§ **WHAT IS NEEDED**
Filter the entries below, keeping only lines with "Running".

====== AVAILABLE RECORDS

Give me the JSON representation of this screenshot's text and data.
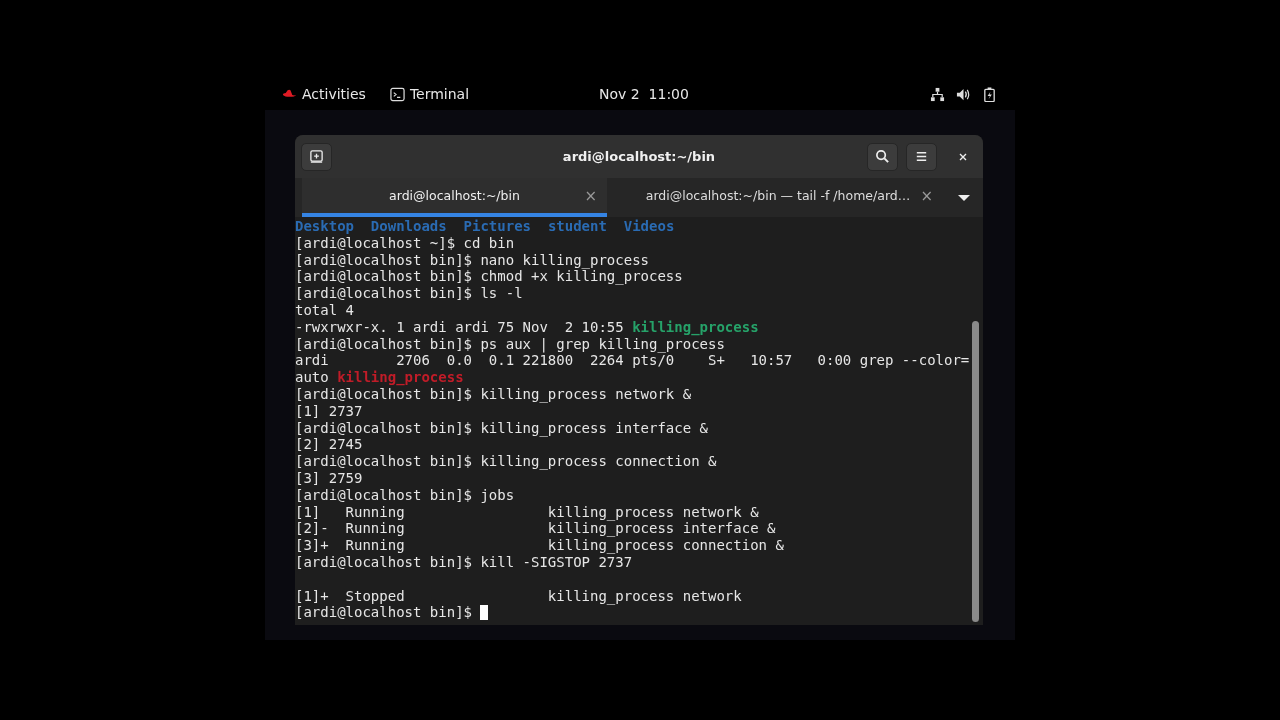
{
  "top_bar": {
    "activities": "Activities",
    "app": "Terminal",
    "clock": "Nov 2  11:00"
  },
  "window": {
    "title": "ardi@localhost:~/bin",
    "tabs": [
      {
        "label": "ardi@localhost:~/bin",
        "close": "×",
        "selected": true
      },
      {
        "label": "ardi@localhost:~/bin — tail -f /home/ard…",
        "close": "×",
        "selected": false
      }
    ],
    "lines": [
      {
        "segments": [
          {
            "text": "Desktop  ",
            "kind": "dir"
          },
          {
            "text": "Downloads  ",
            "kind": "dir"
          },
          {
            "text": "Pictures  ",
            "kind": "dir"
          },
          {
            "text": "student  ",
            "kind": "dir"
          },
          {
            "text": "Videos",
            "kind": "dir"
          }
        ]
      },
      {
        "segments": [
          {
            "text": "[ardi@localhost ~]$ cd bin",
            "kind": "plain"
          }
        ]
      },
      {
        "segments": [
          {
            "text": "[ardi@localhost bin]$ nano killing_process",
            "kind": "plain"
          }
        ]
      },
      {
        "segments": [
          {
            "text": "[ardi@localhost bin]$ chmod +x killing_process",
            "kind": "plain"
          }
        ]
      },
      {
        "segments": [
          {
            "text": "[ardi@localhost bin]$ ls -l",
            "kind": "plain"
          }
        ]
      },
      {
        "segments": [
          {
            "text": "total 4",
            "kind": "plain"
          }
        ]
      },
      {
        "segments": [
          {
            "text": "-rwxrwxr-x. 1 ardi ardi 75 Nov  2 10:55 ",
            "kind": "plain"
          },
          {
            "text": "killing_process",
            "kind": "exec"
          }
        ]
      },
      {
        "segments": [
          {
            "text": "[ardi@localhost bin]$ ps aux | grep killing_process",
            "kind": "plain"
          }
        ]
      },
      {
        "segments": [
          {
            "text": "ardi        2706  0.0  0.1 221800  2264 pts/0    S+   10:57   0:00 grep --color=",
            "kind": "plain"
          }
        ]
      },
      {
        "segments": [
          {
            "text": "auto ",
            "kind": "plain"
          },
          {
            "text": "killing_process",
            "kind": "match"
          }
        ]
      },
      {
        "segments": [
          {
            "text": "[ardi@localhost bin]$ killing_process network &",
            "kind": "plain"
          }
        ]
      },
      {
        "segments": [
          {
            "text": "[1] 2737",
            "kind": "plain"
          }
        ]
      },
      {
        "segments": [
          {
            "text": "[ardi@localhost bin]$ killing_process interface &",
            "kind": "plain"
          }
        ]
      },
      {
        "segments": [
          {
            "text": "[2] 2745",
            "kind": "plain"
          }
        ]
      },
      {
        "segments": [
          {
            "text": "[ardi@localhost bin]$ killing_process connection &",
            "kind": "plain"
          }
        ]
      },
      {
        "segments": [
          {
            "text": "[3] 2759",
            "kind": "plain"
          }
        ]
      },
      {
        "segments": [
          {
            "text": "[ardi@localhost bin]$ jobs",
            "kind": "plain"
          }
        ]
      },
      {
        "segments": [
          {
            "text": "[1]   Running                 killing_process network &",
            "kind": "plain"
          }
        ]
      },
      {
        "segments": [
          {
            "text": "[2]-  Running                 killing_process interface &",
            "kind": "plain"
          }
        ]
      },
      {
        "segments": [
          {
            "text": "[3]+  Running                 killing_process connection &",
            "kind": "plain"
          }
        ]
      },
      {
        "segments": [
          {
            "text": "[ardi@localhost bin]$ kill -SIGSTOP 2737",
            "kind": "plain"
          }
        ]
      },
      {
        "kind": "blank"
      },
      {
        "segments": [
          {
            "text": "[1]+  Stopped                 killing_process network",
            "kind": "plain"
          }
        ]
      },
      {
        "segments": [
          {
            "text": "[ardi@localhost bin]$ ",
            "kind": "plain"
          }
        ],
        "cursor": true
      }
    ]
  }
}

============

§ **OUTPUT FOR THIS EXERCISE**
            "text": "[1]   Running                 killing_process network &",
            "text": "[2]-  Running                 killing_process interface &",
            "text": "[3]+  Running                 killing_process connection &",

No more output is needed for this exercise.